Focal seizures, also known as “partial” or “Jacksonian” seizures, are caused by abnormal signals from one part of the brain. They may involve involuntary shaking of just one limb or other specific behaviors. Occasionally preceded by auras, simple focal seizures don’t involve loss of consciousness, while complex focal seizure do.
Variations of focal seizures may involve localized spasms, twitching, or even emotional outbursts, with or without awareness of the situation.
There are various causes of convulsive disorders, such as:
High fever (in children, mostly)
Meningitis (Infection of the central nervous system)
In an austere setting, there won’t be sophisticated equipment such as EEGs (electroencephalograms) and brain scans, so you will have to watch for symptoms to identify the problem. It is important to know that one seizure does not make someone an epileptic. At least two witnessed episodes are required to be certain. In some cases (especially in childhood seizures associated with fevers), a person might even “outgrow” the condition.
In addition to auras that give some warning an attack may be imminent, there are triggers which sometimes cause a convulsion. A good example is a bright flashing light. Avoidance of these triggers will decrease the number of episodes.

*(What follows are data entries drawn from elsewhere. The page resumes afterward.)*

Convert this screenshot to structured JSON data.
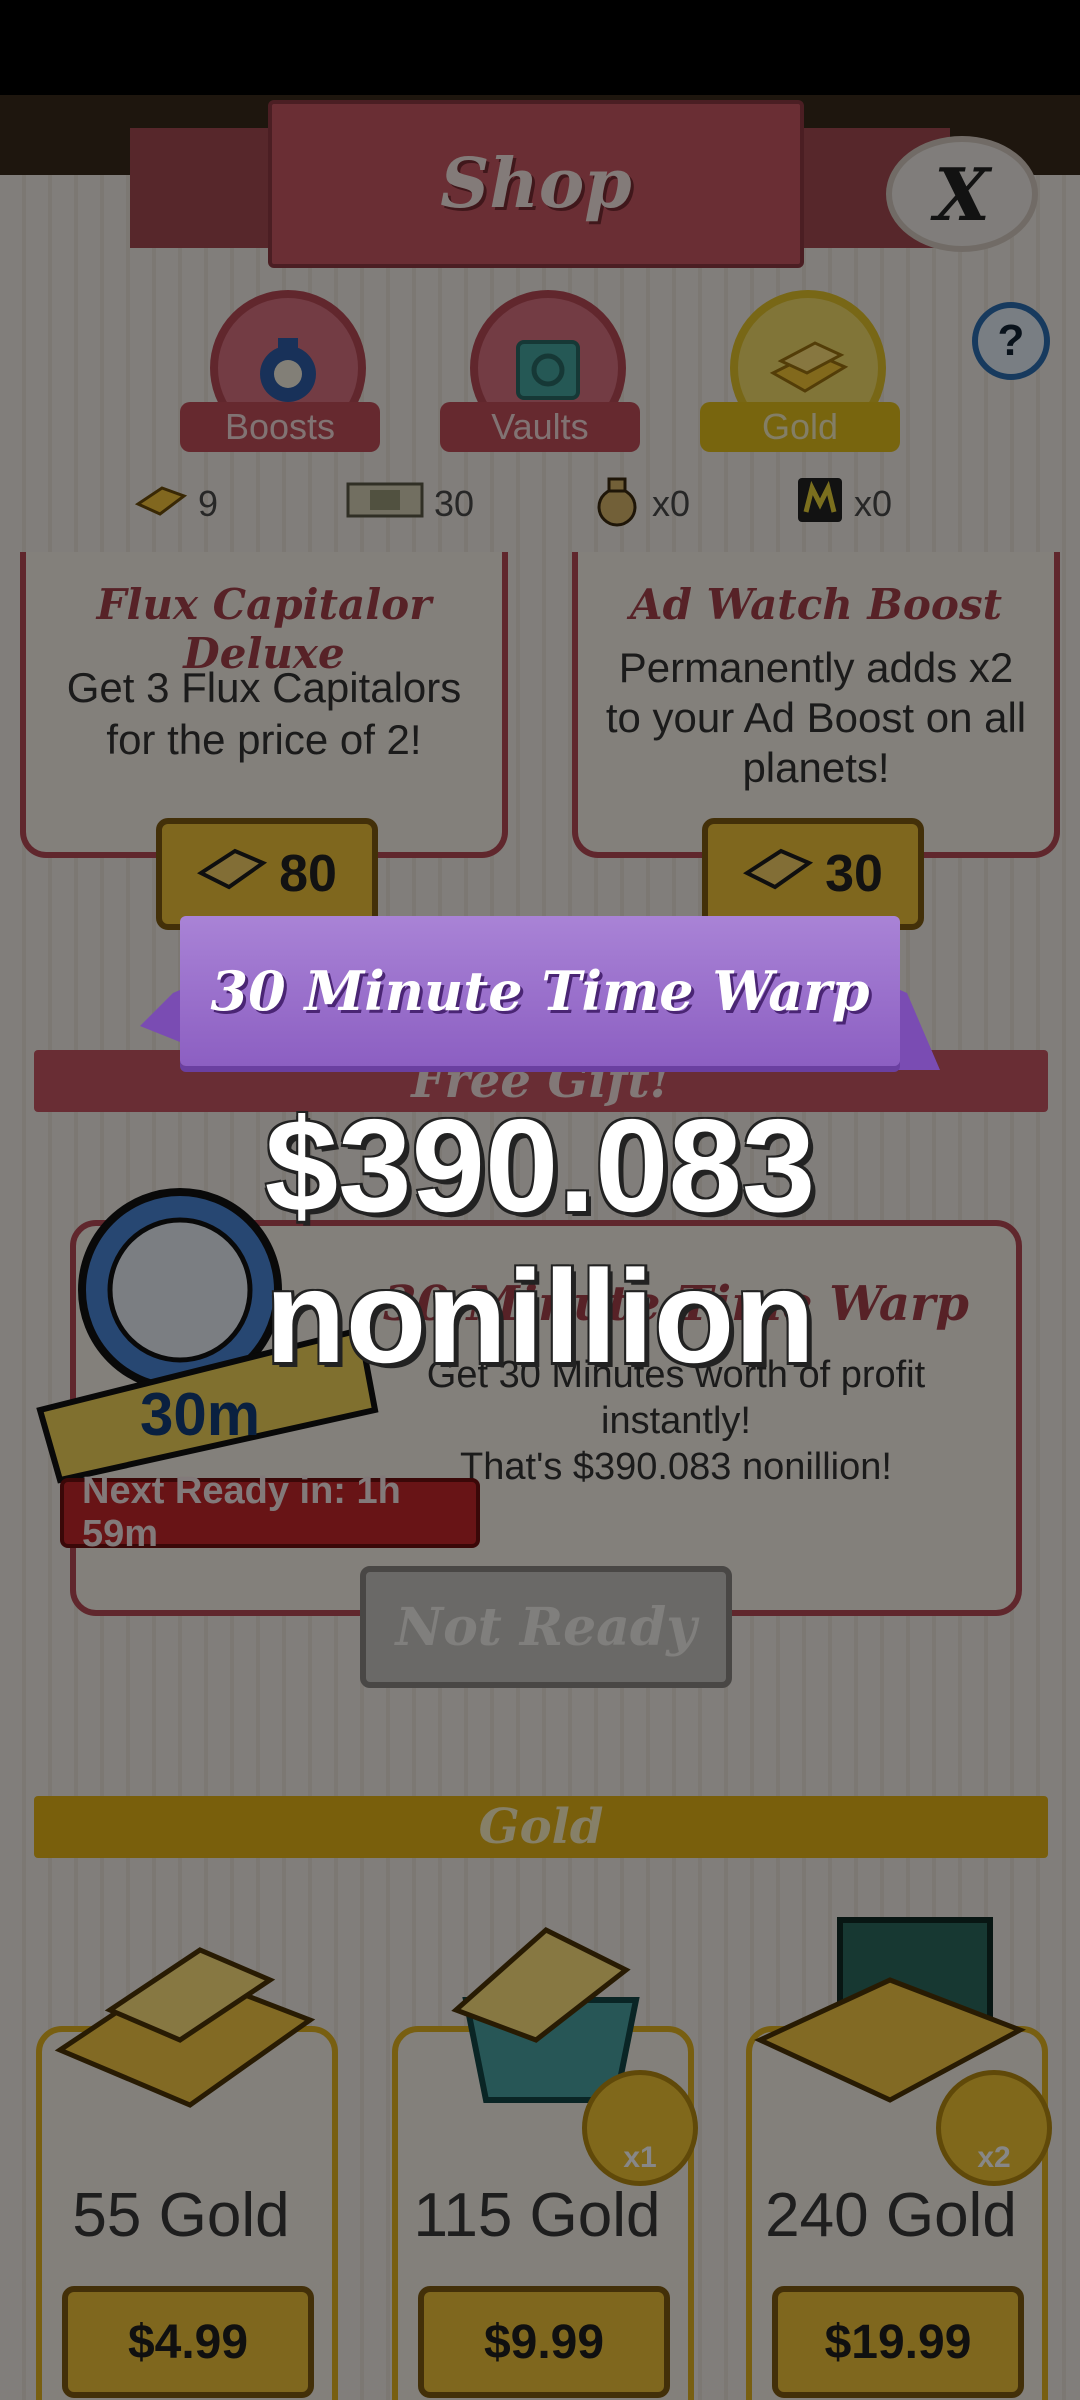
{
  "shop": {
    "title": "Shop",
    "close_label": "X",
    "help_label": "?",
    "tabs": [
      {
        "label": "Boosts",
        "icon": "boosts-bag-icon",
        "active": false
      },
      {
        "label": "Vaults",
        "icon": "vault-icon",
        "active": false
      },
      {
        "label": "Gold",
        "icon": "gold-bars-icon",
        "active": true
      }
    ],
    "currencies": [
      {
        "icon": "gold-icon",
        "value": "9"
      },
      {
        "icon": "megabucks-icon",
        "value": "30"
      },
      {
        "icon": "money-bag-icon",
        "value": "x0"
      },
      {
        "icon": "megaticket-icon",
        "value": "x0"
      }
    ]
  },
  "boost_cards": [
    {
      "title": "Flux Capitalor Deluxe",
      "desc_1": "Get 3 Flux Capitalors",
      "desc_2": "for the price of 2!",
      "desc_3": "",
      "price": "80"
    },
    {
      "title": "Ad Watch Boost",
      "desc_1": "Permanently adds x2",
      "desc_2": "to your Ad Boost on all",
      "desc_3": "planets!",
      "price": "30"
    }
  ],
  "free_gift": {
    "banner": "Free Gift!",
    "title": "30 Minute Time Warp",
    "desc_1": "Get 30 Minutes worth of profit",
    "desc_2": "instantly!",
    "desc_3": "That's $390.083 nonillion!",
    "icon_label": "30m",
    "next_ready": "Next Ready in: 1h 59m",
    "button": "Not Ready"
  },
  "gold_section": {
    "banner": "Gold",
    "items": [
      {
        "label": "55 Gold",
        "price": "$4.99",
        "badge": ""
      },
      {
        "label": "115 Gold",
        "price": "$9.99",
        "badge": "x1"
      },
      {
        "label": "240 Gold",
        "price": "$19.99",
        "badge": "x2"
      }
    ]
  },
  "popup": {
    "title": "30 Minute Time Warp",
    "amount": "$390.083 nonillion"
  },
  "colors": {
    "accent_red": "#c85863",
    "gold": "#f0c23a",
    "popup_purple": "#9a6ccc"
  }
}
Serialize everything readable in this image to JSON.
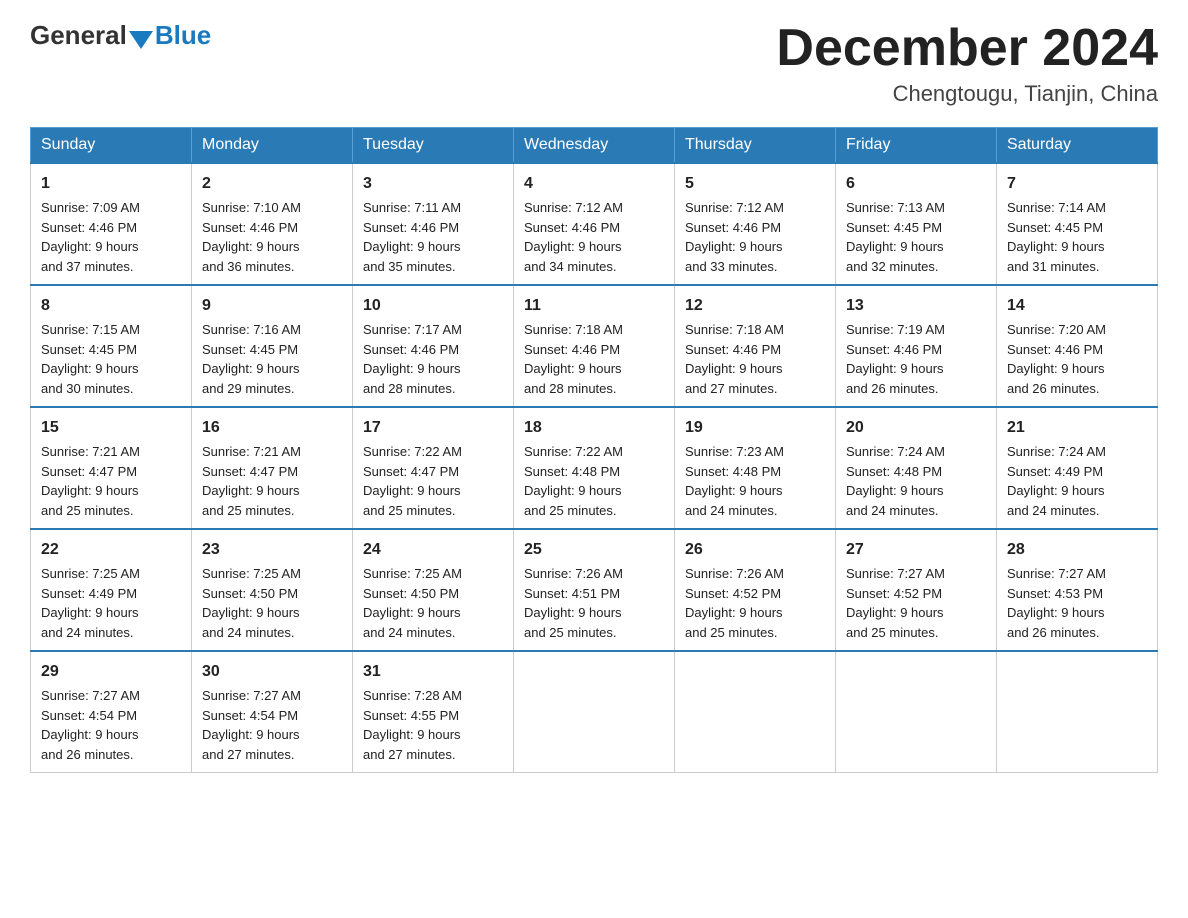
{
  "header": {
    "logo_general": "General",
    "logo_blue": "Blue",
    "month_title": "December 2024",
    "location": "Chengtougu, Tianjin, China"
  },
  "days_of_week": [
    "Sunday",
    "Monday",
    "Tuesday",
    "Wednesday",
    "Thursday",
    "Friday",
    "Saturday"
  ],
  "weeks": [
    [
      {
        "day": "1",
        "sunrise": "7:09 AM",
        "sunset": "4:46 PM",
        "daylight": "9 hours and 37 minutes."
      },
      {
        "day": "2",
        "sunrise": "7:10 AM",
        "sunset": "4:46 PM",
        "daylight": "9 hours and 36 minutes."
      },
      {
        "day": "3",
        "sunrise": "7:11 AM",
        "sunset": "4:46 PM",
        "daylight": "9 hours and 35 minutes."
      },
      {
        "day": "4",
        "sunrise": "7:12 AM",
        "sunset": "4:46 PM",
        "daylight": "9 hours and 34 minutes."
      },
      {
        "day": "5",
        "sunrise": "7:12 AM",
        "sunset": "4:46 PM",
        "daylight": "9 hours and 33 minutes."
      },
      {
        "day": "6",
        "sunrise": "7:13 AM",
        "sunset": "4:45 PM",
        "daylight": "9 hours and 32 minutes."
      },
      {
        "day": "7",
        "sunrise": "7:14 AM",
        "sunset": "4:45 PM",
        "daylight": "9 hours and 31 minutes."
      }
    ],
    [
      {
        "day": "8",
        "sunrise": "7:15 AM",
        "sunset": "4:45 PM",
        "daylight": "9 hours and 30 minutes."
      },
      {
        "day": "9",
        "sunrise": "7:16 AM",
        "sunset": "4:45 PM",
        "daylight": "9 hours and 29 minutes."
      },
      {
        "day": "10",
        "sunrise": "7:17 AM",
        "sunset": "4:46 PM",
        "daylight": "9 hours and 28 minutes."
      },
      {
        "day": "11",
        "sunrise": "7:18 AM",
        "sunset": "4:46 PM",
        "daylight": "9 hours and 28 minutes."
      },
      {
        "day": "12",
        "sunrise": "7:18 AM",
        "sunset": "4:46 PM",
        "daylight": "9 hours and 27 minutes."
      },
      {
        "day": "13",
        "sunrise": "7:19 AM",
        "sunset": "4:46 PM",
        "daylight": "9 hours and 26 minutes."
      },
      {
        "day": "14",
        "sunrise": "7:20 AM",
        "sunset": "4:46 PM",
        "daylight": "9 hours and 26 minutes."
      }
    ],
    [
      {
        "day": "15",
        "sunrise": "7:21 AM",
        "sunset": "4:47 PM",
        "daylight": "9 hours and 25 minutes."
      },
      {
        "day": "16",
        "sunrise": "7:21 AM",
        "sunset": "4:47 PM",
        "daylight": "9 hours and 25 minutes."
      },
      {
        "day": "17",
        "sunrise": "7:22 AM",
        "sunset": "4:47 PM",
        "daylight": "9 hours and 25 minutes."
      },
      {
        "day": "18",
        "sunrise": "7:22 AM",
        "sunset": "4:48 PM",
        "daylight": "9 hours and 25 minutes."
      },
      {
        "day": "19",
        "sunrise": "7:23 AM",
        "sunset": "4:48 PM",
        "daylight": "9 hours and 24 minutes."
      },
      {
        "day": "20",
        "sunrise": "7:24 AM",
        "sunset": "4:48 PM",
        "daylight": "9 hours and 24 minutes."
      },
      {
        "day": "21",
        "sunrise": "7:24 AM",
        "sunset": "4:49 PM",
        "daylight": "9 hours and 24 minutes."
      }
    ],
    [
      {
        "day": "22",
        "sunrise": "7:25 AM",
        "sunset": "4:49 PM",
        "daylight": "9 hours and 24 minutes."
      },
      {
        "day": "23",
        "sunrise": "7:25 AM",
        "sunset": "4:50 PM",
        "daylight": "9 hours and 24 minutes."
      },
      {
        "day": "24",
        "sunrise": "7:25 AM",
        "sunset": "4:50 PM",
        "daylight": "9 hours and 24 minutes."
      },
      {
        "day": "25",
        "sunrise": "7:26 AM",
        "sunset": "4:51 PM",
        "daylight": "9 hours and 25 minutes."
      },
      {
        "day": "26",
        "sunrise": "7:26 AM",
        "sunset": "4:52 PM",
        "daylight": "9 hours and 25 minutes."
      },
      {
        "day": "27",
        "sunrise": "7:27 AM",
        "sunset": "4:52 PM",
        "daylight": "9 hours and 25 minutes."
      },
      {
        "day": "28",
        "sunrise": "7:27 AM",
        "sunset": "4:53 PM",
        "daylight": "9 hours and 26 minutes."
      }
    ],
    [
      {
        "day": "29",
        "sunrise": "7:27 AM",
        "sunset": "4:54 PM",
        "daylight": "9 hours and 26 minutes."
      },
      {
        "day": "30",
        "sunrise": "7:27 AM",
        "sunset": "4:54 PM",
        "daylight": "9 hours and 27 minutes."
      },
      {
        "day": "31",
        "sunrise": "7:28 AM",
        "sunset": "4:55 PM",
        "daylight": "9 hours and 27 minutes."
      },
      null,
      null,
      null,
      null
    ]
  ],
  "labels": {
    "sunrise": "Sunrise:",
    "sunset": "Sunset:",
    "daylight": "Daylight:"
  }
}
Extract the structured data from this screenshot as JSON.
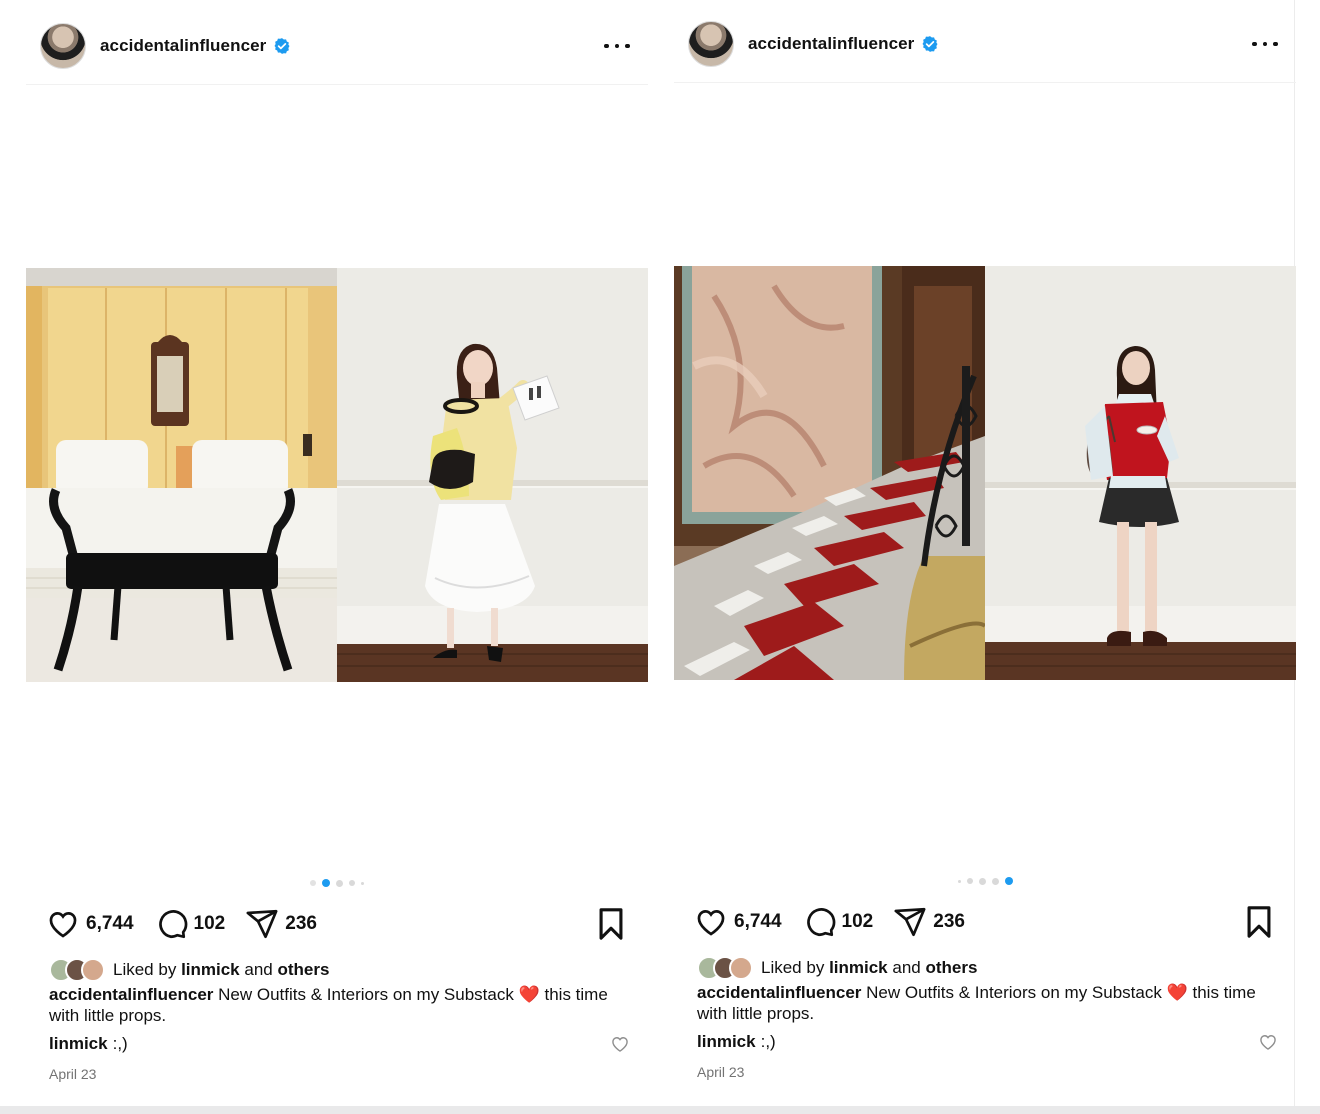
{
  "colors": {
    "accent": "#1d9bf0",
    "heart_red": "#e0245e",
    "muted": "#737373"
  },
  "posts": [
    {
      "username": "accidentalinfluencer",
      "likes": "6,744",
      "comments": "102",
      "shares": "236",
      "liked_prefix": "Liked by",
      "liked_user": "linmick",
      "liked_and": "and",
      "liked_others": "others",
      "caption_user": "accidentalinfluencer",
      "caption_text": "New Outfits & Interiors on my Substack",
      "caption_emoji": "❤️",
      "caption_end": "this time with little props.",
      "comment_user": "linmick",
      "comment_text": ":,)",
      "date": "April 23",
      "carousel_active_index": 1,
      "carousel_count": 5,
      "icons": [
        "more-icon",
        "heart-icon",
        "comment-icon",
        "share-icon",
        "bookmark-icon",
        "verified-badge-icon"
      ]
    },
    {
      "username": "accidentalinfluencer",
      "likes": "6,744",
      "comments": "102",
      "shares": "236",
      "liked_prefix": "Liked by",
      "liked_user": "linmick",
      "liked_and": "and",
      "liked_others": "others",
      "caption_user": "accidentalinfluencer",
      "caption_text": "New Outfits & Interiors on my Substack",
      "caption_emoji": "❤️",
      "caption_end": "this time with little props.",
      "comment_user": "linmick",
      "comment_text": ":,)",
      "date": "April 23",
      "carousel_active_index": 4,
      "carousel_count": 5,
      "icons": [
        "more-icon",
        "heart-icon",
        "comment-icon",
        "share-icon",
        "bookmark-icon",
        "verified-badge-icon"
      ]
    }
  ]
}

The most important aspect of treatment, if intravenous medication is not available, will be to prevent the patient from injuring themselves during an attack. A tongue depressor with gauze taped around it and placed in the mouth was once a standard recommendation, but caused injuries to both the patient and the rescuer. Keep everything away from the patient’s mouth (especially your fingers).
You shouldn’t restrain the person physically, but remove nearby objects that could cause injury. An exception is if the patient is standing when the seizure starts. In this case, grab the patient and gently lower them to the floor. Placing them in the CPR “recovery” position will help keep their airway open and avoid aspirating vomit or other fluids down the windpipe.
Do not give oral fluids or medications to an epileptic after a seizure until they are fully awake and alert. If the convulsion is caused by a fever, as in children, cool them down with wet compresses, but don’t let shivering begin (it causes the body to raise the internal temperature again). Anyone in your survival group with a convulsive disorder should work towards stockpiling their medicine. Popular oral drugs are phenytoin (Dilantin), carbamazepine (Tegretol), valproic acid (Depakote), and diazepam (Valium). Injectable diazepam, if available, would be effective in treating status epilepticus. Emphasize the importance of stockpiling extra medications in cases of natural disaster or other emergencies to all group members.
Natural alternatives have long been claimed to decrease the frequency and severity of convulsions. Many vitamins and herbal supplements have a sedative effect, which calms the brain’s electrical energy. They may be taken as a tea (1 teaspoon of the herb steeped in a cup of water) or as a tincture (an extract with grain alcohol). Here are some that have been reported as beneficial for prevention or to decrease the frequency of episodes:
Bacopa (Bacopa monnieri
Chamomile (Matricaria recutita)
Kava (Piper methysticum) – (too much may damage your liver)
Valerian (Valeriana officinalis
Lemon balm (Melissa officinalis),
Vitamin B12 supplements
Vitamin E supplements
Proponents of the ketogenic diet, which restricts carbohydrates, is thought to decrease the frequency of childhood epileptic episodes in those resistant to standard drugs. It provides 3 to 4 grams of fat for every 1 gram of carbohydrate and protein. It may prove useful for the adult epileptic as well.